I’m trying to set up a binary cache for multiple users. I don’t particularly want to give ssh access to the server in question, which seems to rule out the users being able to populate the cache with the
nix copy command. The instructions here: Binary Cache - NixOS Wiki mention that “one option is to build the packages directly on that [the binary cache] machine”, which seems like a pretty optimal outcome anyway. However, I cannot see any actual instructions on how to do this. Has anyone managed to get this up and working?
Looking at this again - I had first assumed that the instructions meant automatically, ie, when a user wants a particular package, it first gets built on the binary cache machine, then delivered to them, but maybe it means to manually build on the binary cache machine - hopefully not as this would be a bit cumbersome.
All of these various options are possible. Your decisions on where builds occur, who has permissions to write to the binary cache, what kind of cache it is, etc will define how to accomplish what you want.
In this case you seem to not want to give users access, but also want to allow them to populate the cache? Where exactly do you want to draw the line and with what mechanisms?
The easiest answer when it comes to running your own cache is often an S3-compatible one.
Thanks, maybe S3 is the way to go. At the moment the cache is on a server which has other useful stuff on, and is considered a little security-sensitive. What I was imagining might be possible is something like:
- User A wants a new package, defined (let’s say) in a nix flake
- After establishing that the package isn’t in user A’s local nix store, instead of building on user A’s local machine, Nix sends the derivation to the machine hosting the binary cache
- The machine hosting the binary cache builds it instead
- User A then retrieves it from the binary cache
Is this something that can be automated?
With building-at-cache the issue seems to be the following:
Everyone can run arbitrary code in namespace sandbox on that machine (by definition of the build). If it is sensitive, given that zerodays happen, you might not want it just for this reason.
Source fetching also means that everyone can open connections from this machine’s IP.

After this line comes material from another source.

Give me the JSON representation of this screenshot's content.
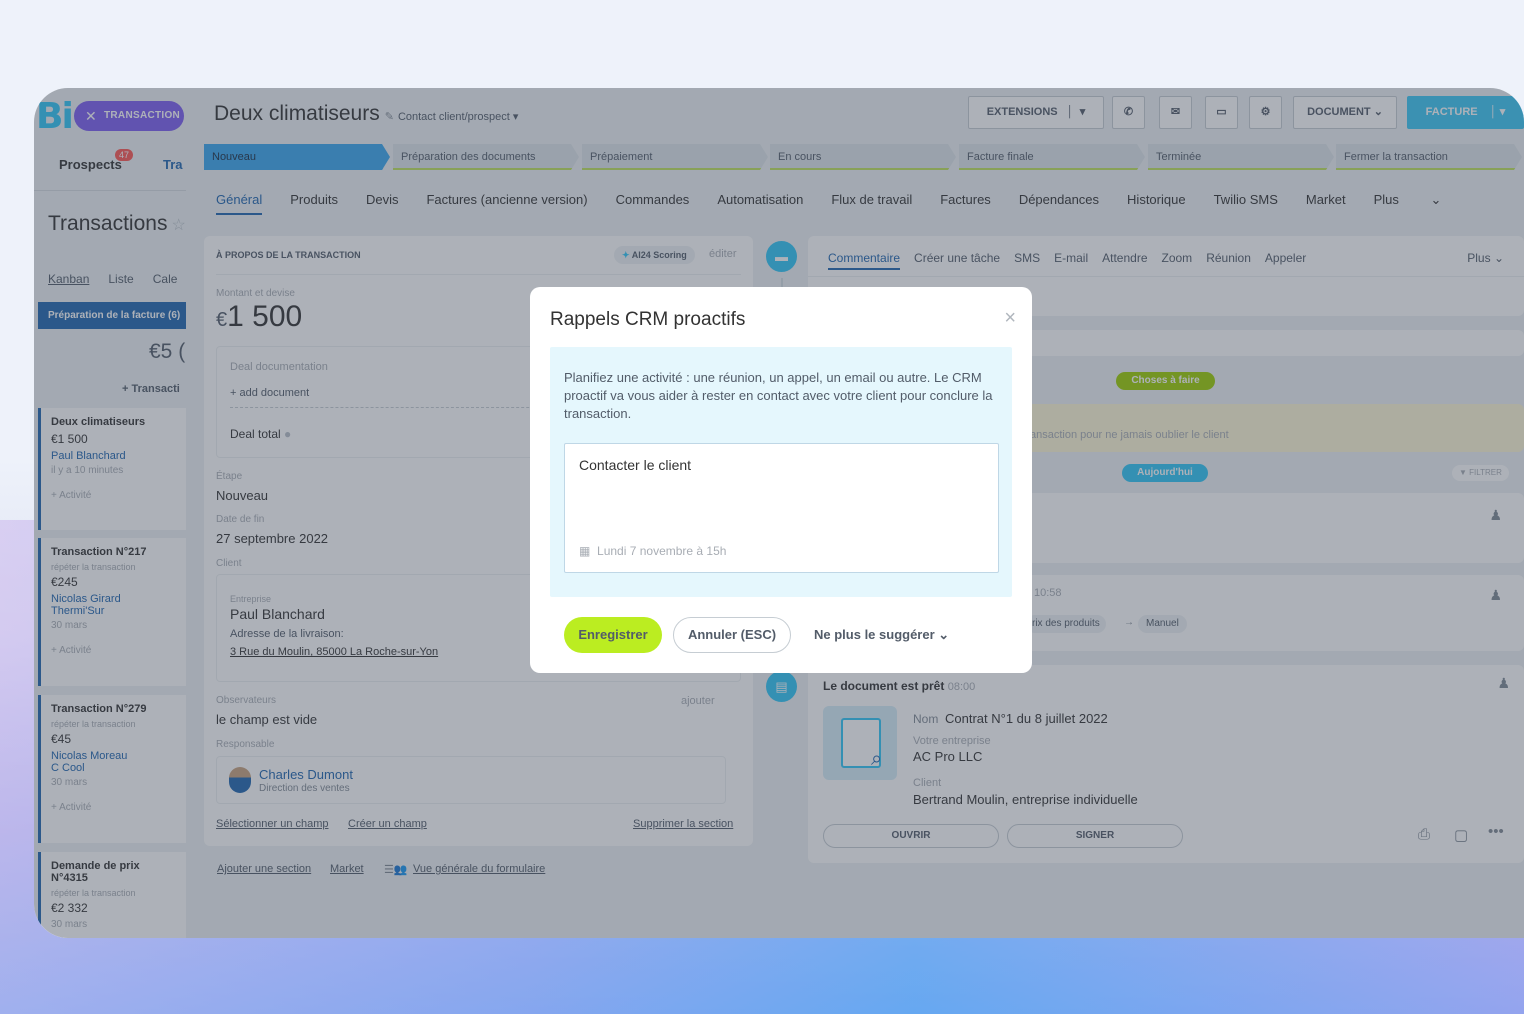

If users can populate the cache from outside, there is of course no technical guarantee that someone doesn’t push a backdoored glibc build or something (which might also get used by a process on this machine if that version ends up used for the cache infrastructure).
S3-compatible storage (or whatever plain-file-storage thing you prefer) might indeed be your best bet if you believe the users won’t atttack each other via pushing malicious store paths. Whatever can serve static files and accept static files is good enough, the cache is just a bunch of narinfo files pointing to nar files.
Thanks, you make a good point about the security issues there. I now have a cache up and running on S3, the documentation on how to do this was good. I do not expect everyone using the cache to understand how the cache works, and therefore I do not expect them to actively push to the cache using
nix copy. What would be neat is if some hook could be added to the derivations they are using, so that after a local build has occurred (ie, in a situation where no cache existed), the built package gets pushed to the cache automatically. Is this common practice, or is there any pre-existing approach for this?
I expect it is not a very common practice due to backdoor insertion concerns or something, so setting up dedicated build machines or giving people SSH on a single powerful machine for remote building is hopefully more typical.
Of course in many cases for social reasons you can be reasonably sure that a) people won’t do bad things on purpose, b) if anybody did, spreading malware via Nix cache would be among the lesser of the worries, c) lateral movement in case of attacker intrusion can be also achieved in simpler ways.
If your users do not know Nix, maybe you should just give them a wrapper script? Maybe the same script would manage flake repositories, but in any case when it builds stuff, it also tries to push.